So, Cindy found some neat resources for people looking for an “encore career” after they choose to leave their first career: mynextmove.org.
They have a load of resources for job hunters. My favorite is their Interest Profiler. I took a quick 60 question quiz and here’s what I got:
Apparently I’m artistic. Too bad I never actually do art. Anyways, I’d say the profiler is pretty accurate in most respects. I think I scored abnormally low on the social metric because most of the socially-related questions were about caring for children, which is not something I would wish on myself for eight hours a day.
So, now that I know my interests, I have to match them to my current or expected level of training and education. The profiler calls these “job zones.” The training and preparation job zones range from level one, which requires almost no training or experience, to level five, which requires extensive experience and graduate or post-graduate education. I went with level five because I come from the land of go-big-or-go-home.
Well, I’m not wild about the idea of being and economist, thanks. I think I only say that, though, because I already know that I want to be a financial planner/wealth manager. If I didn’t think that I was already in the perfect job for me, right now, I would look into work that’s something similar to being an economist – being a Professor in Consumer Sciences.
There are also loads of information about lots of careers on the website. I’m not confident about the information the site gives about how to develop the suite of skills needed for a given job. Take a look at the resource for Personal Financial Advisors. The list under the knowledge heading is pretty much the case, but not as accurate as it could be. The list of skills is not really that accurate, either. There’s one big skill they’re missing: the ability to sell product and bring in clients. Most jobs in the personal financial advising industry are sales jobs and those that aren’t are usually based on the ability of an advisor to bring in clients. It’s a pretty big omission. Also, the technology section omits some pretty big names in software and includes some that you don’t need to know unless it’s specific to your job. For example, every financial planning advisory job I’ve run across requires a high level of skill with Microsoft Excel, Word, and PowerPoint. No personal financial advisory job I’ve seen requires knowledge of specific types of portfolio optimization software, CRM software, or document management software. They may have a preference in the job listing, but most firms realize that it’s unreasonable to expect someone to already be trained on that kind of software, since there are so many providers. My point is that you shouldn’t leap into training yourself on whatever these job profiles say. You should take a look at a substantial sample of job listings for the position you want, and figure out what they’re looking for.
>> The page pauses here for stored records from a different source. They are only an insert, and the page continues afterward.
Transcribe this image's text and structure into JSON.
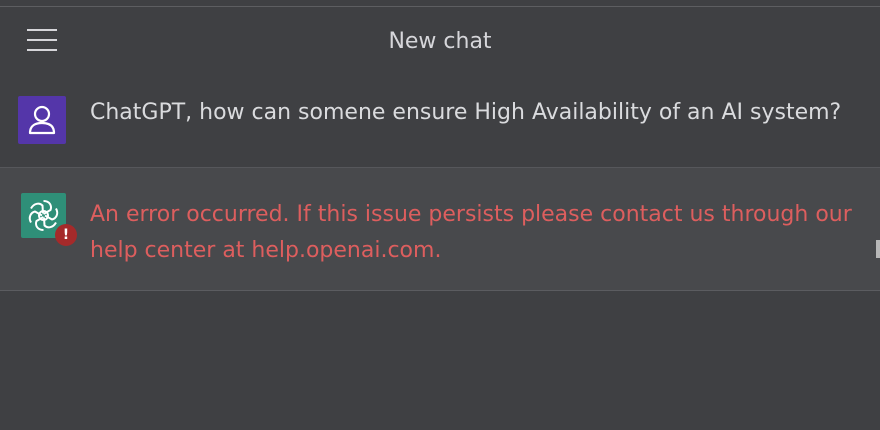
{
  "header": {
    "title": "New chat",
    "menu_icon": "hamburger-menu-icon"
  },
  "conversation": {
    "user_message": "ChatGPT, how can somene ensure High Availability of an AI system?",
    "assistant_error": "An error occurred. If this issue persists please contact us through our help center at help.openai.com.",
    "error_badge": "!"
  },
  "colors": {
    "background": "#3f4043",
    "assistant_row": "#48494c",
    "user_avatar": "#5436a9",
    "assistant_avatar": "#2f8f78",
    "error_text": "#dd5e5e",
    "error_badge": "#a52a2a"
  }
}
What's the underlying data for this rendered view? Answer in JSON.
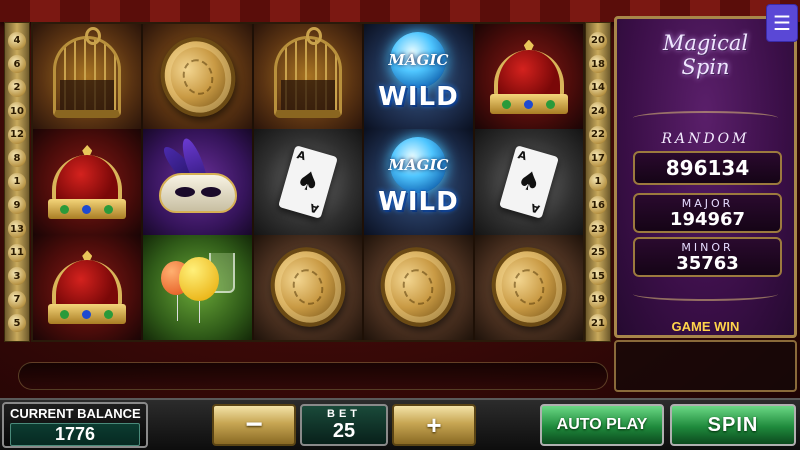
{
  "game": {
    "title_line1": "Magical",
    "title_line2": "Spin"
  },
  "paylines": {
    "left": [
      "4",
      "6",
      "2",
      "10",
      "12",
      "8",
      "1",
      "9",
      "13",
      "11",
      "3",
      "7",
      "5"
    ],
    "right": [
      "20",
      "18",
      "14",
      "24",
      "22",
      "17",
      "1",
      "16",
      "23",
      "25",
      "15",
      "19",
      "21"
    ]
  },
  "reels": [
    [
      "cage",
      "crown",
      "crown"
    ],
    [
      "coin",
      "mask",
      "balloons"
    ],
    [
      "cage",
      "card",
      "coin"
    ],
    [
      "wild",
      "wild",
      "coin"
    ],
    [
      "crown",
      "card",
      "coin"
    ]
  ],
  "wild_symbol": {
    "orb_text": "MAGIC",
    "label": "WILD"
  },
  "card_symbol": {
    "rank": "A",
    "suit": "♠"
  },
  "jackpots": {
    "random_label": "RANDOM",
    "random_value": "896134",
    "major_label": "MAJOR",
    "major_value": "194967",
    "minor_label": "MINOR",
    "minor_value": "35763"
  },
  "game_win_label": "GAME WIN",
  "menu_icon": "☰",
  "balance": {
    "label": "CURRENT BALANCE",
    "value": "1776"
  },
  "bet": {
    "label": "BET",
    "value": "25",
    "minus_label": "−",
    "plus_label": "+"
  },
  "buttons": {
    "auto_play": "AUTO PLAY",
    "spin": "SPIN"
  },
  "colors": {
    "accent_gold": "#c7a653",
    "spin_green": "#1f8a3c",
    "jackpot_purple": "#3b0f48"
  }
}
I don’t want to detract from the overall point, though. The mynextmove.org has a great collection of job resources for someone who’s looking for guidance when looking for a new career.